Secwepemc chief, First Nations leader and activist Arthur Manuel has died at 66, after a lifetime of standing up for indigenous rights in B.C., Canada and around the world.
The author of “Unsettling Canada: a National Wake Up Call,” Manuel visited Bella Coola in 2015 for film screening of Naomi Klein’s latest documentary, “This Changes Everything.” Klein, who wrote the forward of Manuel’s book, called him a “beautiful soul and an intellectual giant.”
“He helped generations of organizers and theorists to understand how Indigenous land rights, if truly respected, hold tremendous power to create a more caring and generous society,” and Klein, “and they are our only hope of protecting the planet from ecocide.”

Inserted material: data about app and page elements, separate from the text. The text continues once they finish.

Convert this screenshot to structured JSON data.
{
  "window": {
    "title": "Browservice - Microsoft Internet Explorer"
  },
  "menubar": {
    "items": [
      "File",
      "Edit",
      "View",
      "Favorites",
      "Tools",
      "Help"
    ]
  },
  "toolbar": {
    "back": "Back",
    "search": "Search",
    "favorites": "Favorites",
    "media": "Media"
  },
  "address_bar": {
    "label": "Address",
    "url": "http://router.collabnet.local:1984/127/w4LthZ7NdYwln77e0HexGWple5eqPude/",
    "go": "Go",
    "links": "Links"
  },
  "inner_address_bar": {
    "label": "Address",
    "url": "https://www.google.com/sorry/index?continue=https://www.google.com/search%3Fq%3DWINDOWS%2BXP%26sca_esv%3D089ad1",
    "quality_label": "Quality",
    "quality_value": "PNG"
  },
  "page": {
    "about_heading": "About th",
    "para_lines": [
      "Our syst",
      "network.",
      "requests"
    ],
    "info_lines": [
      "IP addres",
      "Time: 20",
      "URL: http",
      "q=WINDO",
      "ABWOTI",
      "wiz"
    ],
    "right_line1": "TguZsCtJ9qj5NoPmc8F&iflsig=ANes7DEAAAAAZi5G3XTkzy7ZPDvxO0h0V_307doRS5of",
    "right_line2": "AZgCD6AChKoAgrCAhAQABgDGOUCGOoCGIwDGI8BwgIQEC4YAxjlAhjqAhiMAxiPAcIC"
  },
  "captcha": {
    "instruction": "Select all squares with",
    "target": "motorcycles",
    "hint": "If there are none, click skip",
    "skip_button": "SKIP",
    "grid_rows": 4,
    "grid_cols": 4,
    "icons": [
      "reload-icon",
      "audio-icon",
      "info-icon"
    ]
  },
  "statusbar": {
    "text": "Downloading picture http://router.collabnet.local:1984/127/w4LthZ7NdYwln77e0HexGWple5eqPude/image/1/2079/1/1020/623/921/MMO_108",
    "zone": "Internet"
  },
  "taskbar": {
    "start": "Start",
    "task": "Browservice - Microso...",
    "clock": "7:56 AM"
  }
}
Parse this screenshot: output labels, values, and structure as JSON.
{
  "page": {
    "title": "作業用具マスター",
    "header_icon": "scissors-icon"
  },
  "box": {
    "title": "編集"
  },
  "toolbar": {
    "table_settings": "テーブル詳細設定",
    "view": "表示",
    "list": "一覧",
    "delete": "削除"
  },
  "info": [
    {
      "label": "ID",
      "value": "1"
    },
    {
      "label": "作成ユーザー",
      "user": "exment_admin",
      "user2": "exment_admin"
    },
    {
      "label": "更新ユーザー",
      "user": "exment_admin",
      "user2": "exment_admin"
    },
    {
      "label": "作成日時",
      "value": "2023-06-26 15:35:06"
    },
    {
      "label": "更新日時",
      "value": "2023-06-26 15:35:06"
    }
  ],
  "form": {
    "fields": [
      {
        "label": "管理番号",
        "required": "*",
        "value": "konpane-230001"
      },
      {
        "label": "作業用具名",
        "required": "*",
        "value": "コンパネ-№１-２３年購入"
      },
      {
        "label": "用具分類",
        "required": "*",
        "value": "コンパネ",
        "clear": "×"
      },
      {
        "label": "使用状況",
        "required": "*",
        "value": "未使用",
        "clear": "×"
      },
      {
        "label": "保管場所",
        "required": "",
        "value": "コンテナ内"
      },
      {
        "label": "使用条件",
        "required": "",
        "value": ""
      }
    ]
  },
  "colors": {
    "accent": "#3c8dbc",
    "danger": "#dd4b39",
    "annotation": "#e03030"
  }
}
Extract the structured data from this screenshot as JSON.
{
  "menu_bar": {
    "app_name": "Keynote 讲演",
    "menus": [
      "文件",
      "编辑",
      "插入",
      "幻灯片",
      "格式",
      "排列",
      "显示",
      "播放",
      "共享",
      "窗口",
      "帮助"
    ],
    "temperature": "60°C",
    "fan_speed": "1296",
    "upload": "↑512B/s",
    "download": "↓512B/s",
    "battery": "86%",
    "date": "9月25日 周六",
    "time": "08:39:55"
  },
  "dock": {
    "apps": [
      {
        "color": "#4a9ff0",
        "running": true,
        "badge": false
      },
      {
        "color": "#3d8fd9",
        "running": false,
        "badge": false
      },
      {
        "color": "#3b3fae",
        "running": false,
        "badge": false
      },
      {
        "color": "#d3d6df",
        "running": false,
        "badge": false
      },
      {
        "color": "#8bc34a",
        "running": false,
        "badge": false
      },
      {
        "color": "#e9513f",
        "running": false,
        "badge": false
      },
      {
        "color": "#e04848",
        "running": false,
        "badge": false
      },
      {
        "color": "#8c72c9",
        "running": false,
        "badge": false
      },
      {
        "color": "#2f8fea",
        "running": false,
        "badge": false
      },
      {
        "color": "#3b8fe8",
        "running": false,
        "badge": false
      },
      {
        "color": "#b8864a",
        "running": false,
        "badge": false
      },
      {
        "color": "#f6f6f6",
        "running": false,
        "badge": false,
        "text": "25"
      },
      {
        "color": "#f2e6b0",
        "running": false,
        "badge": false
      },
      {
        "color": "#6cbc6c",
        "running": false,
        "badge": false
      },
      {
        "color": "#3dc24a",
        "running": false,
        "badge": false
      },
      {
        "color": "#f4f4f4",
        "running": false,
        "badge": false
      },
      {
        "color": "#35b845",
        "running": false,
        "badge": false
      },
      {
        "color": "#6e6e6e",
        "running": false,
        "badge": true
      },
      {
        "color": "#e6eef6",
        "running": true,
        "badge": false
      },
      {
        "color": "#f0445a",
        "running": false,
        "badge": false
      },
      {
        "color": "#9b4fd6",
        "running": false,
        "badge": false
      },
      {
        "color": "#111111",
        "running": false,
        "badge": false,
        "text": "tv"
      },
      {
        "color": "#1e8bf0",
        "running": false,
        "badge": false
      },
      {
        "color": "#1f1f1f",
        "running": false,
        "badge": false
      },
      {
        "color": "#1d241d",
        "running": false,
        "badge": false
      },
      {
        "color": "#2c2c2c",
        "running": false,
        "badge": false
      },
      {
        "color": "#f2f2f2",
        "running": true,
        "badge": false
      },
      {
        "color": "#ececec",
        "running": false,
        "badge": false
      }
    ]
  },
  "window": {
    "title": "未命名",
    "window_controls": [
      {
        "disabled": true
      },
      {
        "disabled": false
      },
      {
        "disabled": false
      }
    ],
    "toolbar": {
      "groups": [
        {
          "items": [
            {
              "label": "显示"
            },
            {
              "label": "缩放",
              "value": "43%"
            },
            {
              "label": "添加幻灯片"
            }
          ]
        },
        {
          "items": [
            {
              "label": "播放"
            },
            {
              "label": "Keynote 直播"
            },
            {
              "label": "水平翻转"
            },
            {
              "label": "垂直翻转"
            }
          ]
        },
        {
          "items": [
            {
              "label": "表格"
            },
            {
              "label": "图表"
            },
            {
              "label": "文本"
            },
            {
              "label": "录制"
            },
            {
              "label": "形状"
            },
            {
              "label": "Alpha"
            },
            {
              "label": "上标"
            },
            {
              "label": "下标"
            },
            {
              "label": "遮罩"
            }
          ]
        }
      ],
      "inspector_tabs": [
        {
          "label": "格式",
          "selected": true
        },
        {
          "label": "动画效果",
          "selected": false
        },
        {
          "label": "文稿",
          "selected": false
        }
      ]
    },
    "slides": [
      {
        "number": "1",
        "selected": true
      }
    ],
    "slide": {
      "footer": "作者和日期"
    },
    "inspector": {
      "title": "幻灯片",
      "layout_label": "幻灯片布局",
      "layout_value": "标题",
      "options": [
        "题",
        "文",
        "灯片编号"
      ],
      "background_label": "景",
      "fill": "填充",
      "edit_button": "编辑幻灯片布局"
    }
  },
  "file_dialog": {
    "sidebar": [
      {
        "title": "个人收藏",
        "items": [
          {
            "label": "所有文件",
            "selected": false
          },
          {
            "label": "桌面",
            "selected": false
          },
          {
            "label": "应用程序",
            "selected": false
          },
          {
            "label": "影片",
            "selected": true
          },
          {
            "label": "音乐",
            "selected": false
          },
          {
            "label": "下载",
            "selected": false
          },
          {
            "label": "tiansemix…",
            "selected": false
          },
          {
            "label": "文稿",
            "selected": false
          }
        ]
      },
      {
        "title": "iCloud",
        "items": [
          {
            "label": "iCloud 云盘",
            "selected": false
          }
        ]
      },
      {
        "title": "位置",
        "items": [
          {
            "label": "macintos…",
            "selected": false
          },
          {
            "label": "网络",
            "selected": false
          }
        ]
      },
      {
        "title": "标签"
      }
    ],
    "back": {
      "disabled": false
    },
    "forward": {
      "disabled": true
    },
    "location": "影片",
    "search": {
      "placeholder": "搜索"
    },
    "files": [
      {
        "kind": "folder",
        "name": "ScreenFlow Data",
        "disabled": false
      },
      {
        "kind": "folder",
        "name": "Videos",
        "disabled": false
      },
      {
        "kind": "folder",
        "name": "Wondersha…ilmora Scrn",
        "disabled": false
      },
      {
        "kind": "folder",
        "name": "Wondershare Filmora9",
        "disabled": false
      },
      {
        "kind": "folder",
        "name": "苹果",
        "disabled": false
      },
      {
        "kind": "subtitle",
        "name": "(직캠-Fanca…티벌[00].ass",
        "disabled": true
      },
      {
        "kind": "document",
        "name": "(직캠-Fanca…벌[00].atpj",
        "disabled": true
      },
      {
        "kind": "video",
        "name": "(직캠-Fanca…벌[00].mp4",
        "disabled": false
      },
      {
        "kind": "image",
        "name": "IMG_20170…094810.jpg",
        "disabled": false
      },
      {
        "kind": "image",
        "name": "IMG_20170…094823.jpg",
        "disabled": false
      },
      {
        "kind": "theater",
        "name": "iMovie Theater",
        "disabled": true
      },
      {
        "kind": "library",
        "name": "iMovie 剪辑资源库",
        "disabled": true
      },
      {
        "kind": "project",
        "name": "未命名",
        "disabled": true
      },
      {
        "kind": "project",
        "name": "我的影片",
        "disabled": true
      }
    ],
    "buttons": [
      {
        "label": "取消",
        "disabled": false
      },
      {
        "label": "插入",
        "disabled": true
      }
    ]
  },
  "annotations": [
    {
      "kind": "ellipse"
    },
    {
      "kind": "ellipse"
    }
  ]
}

Manuel was gifted a button blanket by the Nuxalk Nation and created many friendships wherever he went.
He was the son of the late George Manuel, who founded the National Indian Brotherhood — precursor to the Assembly of First Nations. Arthur Manuel entered the world of Indigenous politics in the 1970s, as president of the Native Youth Association.
He went on to serve as chief of the Neskonlith Indian Band near Chase, B.C., and elected chair of the Shuswap Nation Tribal Council but was also active in the Assembly of First Nations. Recently, he was a spokesman for Defenders of the Land, an organization dedicated to environmental justice.
His death brought an outpouring of tributes, including one from B.C. Premier Christy Clark, who in a statement called Mr. Manuel a “steadfast, courageous champion for Indigenous people across Canada.”
For decades, Mr. Manuel pushed governments and international bodies such as the United Nations to pay more attention to indigenous concerns when it came to trade agreements or events such as the 2010 Olympic Games in Vancouver.
“Arthur Manuel represented a very powerful force and presence in regard to our ongoing struggle to seek a full measure of justice in relation to indigenous land rights and human rights,” said Stewart Phillip, president of the Union of B.C. Indian Chiefs.
“He was a champion of our rights to self-determination – and rejected any notion that we should be required to extinguish or diminish or modify our rights in an effort to seek any measure of recognition from the government of Canada or the province of B.C.,” he added.
“He never took a step backwards.”